Task brief
Whenever the word "өткен" turns up in a line of the data below, copy that line.

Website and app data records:
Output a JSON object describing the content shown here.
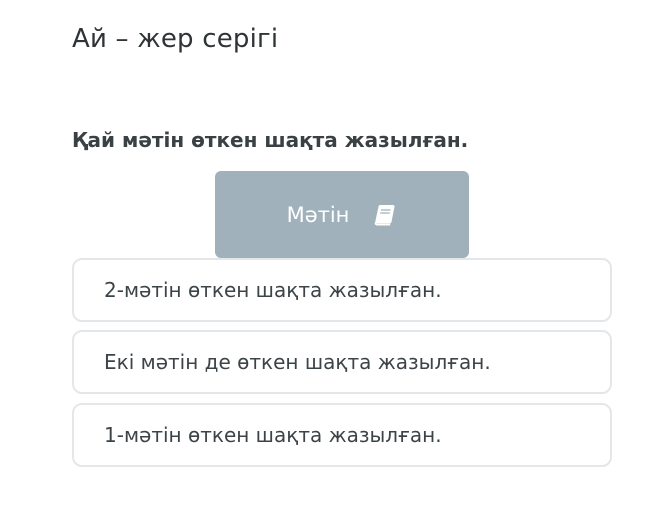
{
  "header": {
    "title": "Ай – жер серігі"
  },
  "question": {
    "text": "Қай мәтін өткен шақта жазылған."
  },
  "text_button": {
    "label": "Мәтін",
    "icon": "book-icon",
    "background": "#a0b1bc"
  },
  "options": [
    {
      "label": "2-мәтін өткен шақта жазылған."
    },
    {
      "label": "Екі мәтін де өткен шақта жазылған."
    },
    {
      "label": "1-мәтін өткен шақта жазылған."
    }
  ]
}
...
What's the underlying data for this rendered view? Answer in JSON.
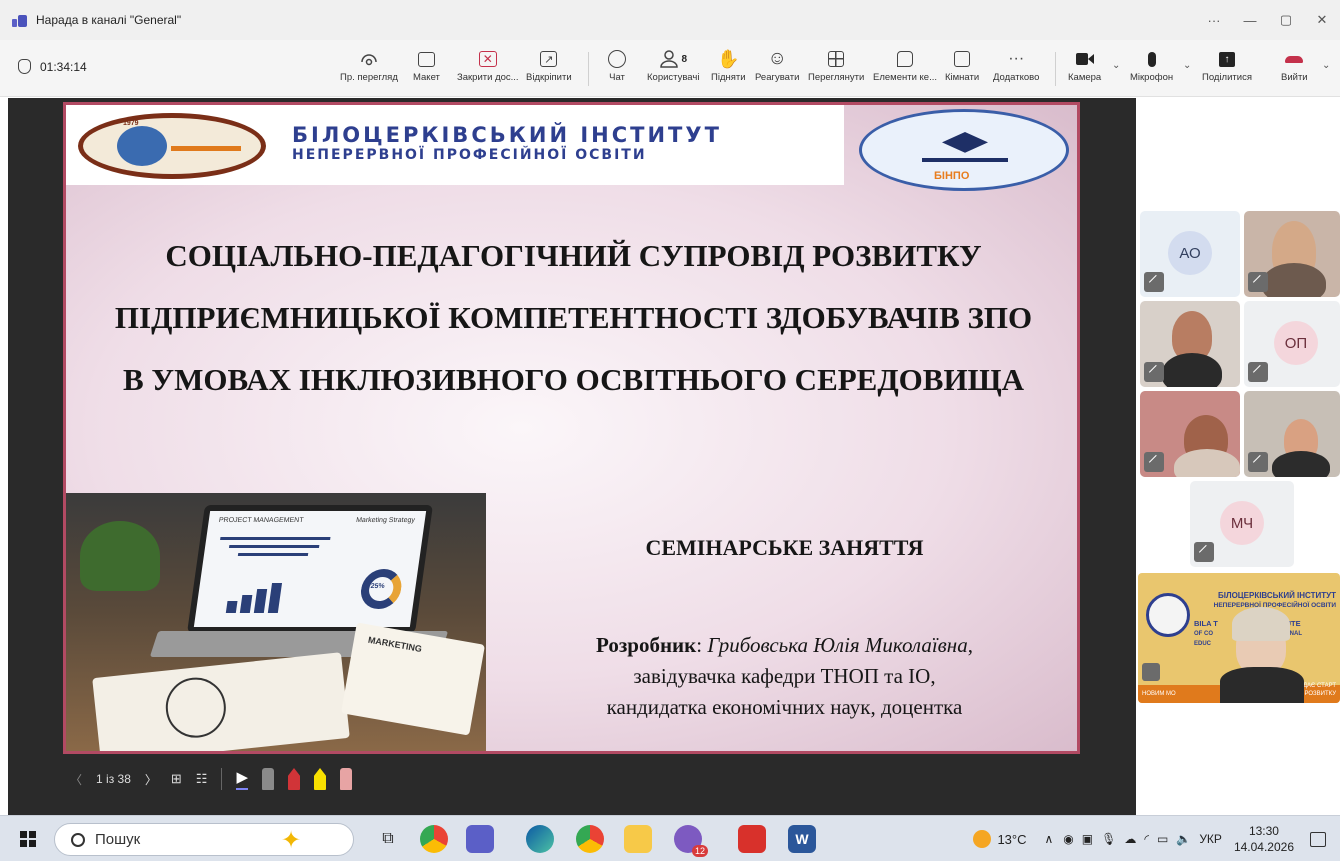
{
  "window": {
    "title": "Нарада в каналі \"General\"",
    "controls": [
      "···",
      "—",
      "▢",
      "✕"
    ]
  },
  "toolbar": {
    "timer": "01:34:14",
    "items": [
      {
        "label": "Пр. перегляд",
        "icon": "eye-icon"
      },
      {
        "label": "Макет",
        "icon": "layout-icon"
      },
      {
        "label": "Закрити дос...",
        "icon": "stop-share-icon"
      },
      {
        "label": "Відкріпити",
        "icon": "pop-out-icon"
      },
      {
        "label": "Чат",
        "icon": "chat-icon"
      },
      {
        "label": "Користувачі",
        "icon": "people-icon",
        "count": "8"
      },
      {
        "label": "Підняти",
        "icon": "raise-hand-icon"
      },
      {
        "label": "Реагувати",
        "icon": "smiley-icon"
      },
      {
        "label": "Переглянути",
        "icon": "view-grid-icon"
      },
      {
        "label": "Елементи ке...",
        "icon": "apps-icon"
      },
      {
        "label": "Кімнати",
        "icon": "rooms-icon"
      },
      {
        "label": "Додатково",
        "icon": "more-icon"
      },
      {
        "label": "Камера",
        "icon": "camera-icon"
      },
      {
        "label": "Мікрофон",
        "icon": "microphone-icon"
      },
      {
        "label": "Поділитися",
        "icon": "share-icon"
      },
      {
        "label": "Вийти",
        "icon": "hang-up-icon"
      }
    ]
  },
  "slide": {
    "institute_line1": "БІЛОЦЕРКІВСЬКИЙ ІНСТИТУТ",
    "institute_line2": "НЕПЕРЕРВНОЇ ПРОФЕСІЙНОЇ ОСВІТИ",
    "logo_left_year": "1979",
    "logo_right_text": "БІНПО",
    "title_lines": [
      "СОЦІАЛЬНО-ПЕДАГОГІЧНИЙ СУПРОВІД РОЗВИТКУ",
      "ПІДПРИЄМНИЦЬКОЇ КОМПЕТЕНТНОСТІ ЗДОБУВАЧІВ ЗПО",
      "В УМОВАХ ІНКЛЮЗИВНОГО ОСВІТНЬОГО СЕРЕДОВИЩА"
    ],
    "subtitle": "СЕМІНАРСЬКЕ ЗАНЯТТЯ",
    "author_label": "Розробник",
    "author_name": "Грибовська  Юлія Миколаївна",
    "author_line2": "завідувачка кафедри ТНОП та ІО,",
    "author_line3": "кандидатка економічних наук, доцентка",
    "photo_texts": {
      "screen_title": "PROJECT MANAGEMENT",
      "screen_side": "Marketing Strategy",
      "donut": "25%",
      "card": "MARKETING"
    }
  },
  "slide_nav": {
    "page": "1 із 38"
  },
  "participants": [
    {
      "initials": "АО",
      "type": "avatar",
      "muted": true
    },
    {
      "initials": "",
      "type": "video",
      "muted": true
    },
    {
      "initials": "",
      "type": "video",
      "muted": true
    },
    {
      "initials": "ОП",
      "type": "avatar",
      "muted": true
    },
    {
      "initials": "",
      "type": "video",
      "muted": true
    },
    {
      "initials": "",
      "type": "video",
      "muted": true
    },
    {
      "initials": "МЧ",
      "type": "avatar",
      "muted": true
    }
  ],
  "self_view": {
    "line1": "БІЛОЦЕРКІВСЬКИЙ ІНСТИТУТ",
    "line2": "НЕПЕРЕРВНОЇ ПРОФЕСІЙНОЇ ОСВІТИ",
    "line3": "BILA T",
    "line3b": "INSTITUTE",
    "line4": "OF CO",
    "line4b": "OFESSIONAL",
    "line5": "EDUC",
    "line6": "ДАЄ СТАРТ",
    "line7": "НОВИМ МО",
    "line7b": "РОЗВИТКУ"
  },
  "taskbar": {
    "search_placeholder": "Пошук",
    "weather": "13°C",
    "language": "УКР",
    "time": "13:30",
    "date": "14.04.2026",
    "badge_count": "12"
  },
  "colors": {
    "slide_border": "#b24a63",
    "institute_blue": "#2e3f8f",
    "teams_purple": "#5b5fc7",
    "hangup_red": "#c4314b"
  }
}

Response for this exercise
    "text": "Қай мәтін өткен шақта жазылған."
      "label": "2-мәтін өткен шақта жазылған."
      "label": "Екі мәтін де өткен шақта жазылған."
      "label": "1-мәтін өткен шақта жазылған."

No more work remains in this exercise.